But analysts say he must also learn lessons from his first term and seek to consult more broadly. His penchant for announcing proposals rather than building coalitions annoyed his European counterparts, leaving him often portrayed as an avant-garde, with no followers.


Emmanuel Macron defeated his far-right challenger, Marine Le Pen, becoming the first French president to be re-elected since 2002.CreditCredit…Sergey Ponomarev for the New York Times

“Europe is at the heart of his policy and will also be in his second term,” said Jeremy Shapiro, research director for the European Council for Foreign Relations in Berlin. “In the first term, he did not meet his expectations for Europe: he had many big plans but he was unable to create the coalitions he needed, with Germany and the central European states, to implement them.”

Macron “knows this lesson and is making some efforts in the context of the Russian war against Ukraine,” said Shapiro. “But he is still Emmanuel Macron”.

In his second term, Macron will “double” the ideas for the Europe in which he presented his speech at the Sorbonne in 2017, “above all the idea of ​​European sovereignty”, said Alexandra de Hoop Scheffer, director of the Parisian office of the German Marshall Fund.

But in his second term, he predicted, he will be more pragmatic, building “coalitions of the willing and able” even if he can’t find unanimity among the other 26 EU members.

France holds the rotating presidency of the bloc until the end of June and one of Macron’s top priorities will be to move forward. an oil embargo on RussiaMs de Hoop Scheffer said, a move complicated by the fact that many in the block depend on Moscow for energy.

The climate agenda is important to him, especially if he wants to reach the angry left and the greens in France.

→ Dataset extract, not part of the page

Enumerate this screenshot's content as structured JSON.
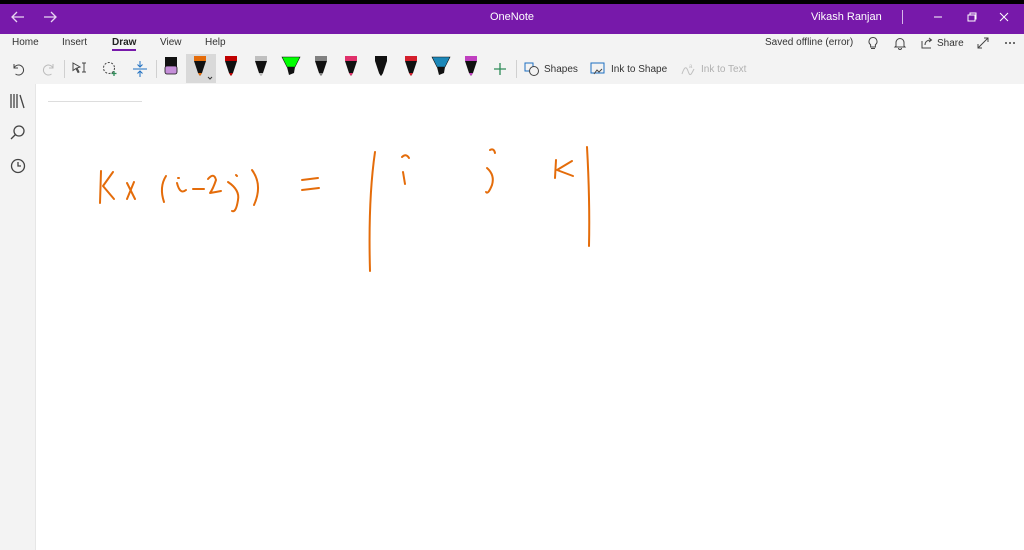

And to do much in Europe, he will have to restore and strengthen the Franco-German relationship with a new, very different and divided German government.

“That relationship isn’t easy, and when you look at the Franco-German couple, not much holds us together,” said Ms de Hoop Scheffer.

There are differences in Macron’s desire for greater collective debt for another European recovery plan given the effects of the war. There is also a lack of consensus on how to handle the response to Russian aggression, he said, how much to keep the lines open with Russia’s president, Vladimir V. Putin, and what kind of military support should be provided to Ukraine in the in the face of German reluctance to supply heavy weapons.

Germany is also much happier to work in wartime within NATO under American leadership than to spend a lot of time on Macron’s concept of European strategic autonomy, he noted.

If Macron is smart, “French leadership in Europe will not be the follow-up by the other EU countries, but their empowerment, through their commitment to a new European vision,” said Nicholas Dungan, a senior member of the Council. Atlantic. “Macron can do it.”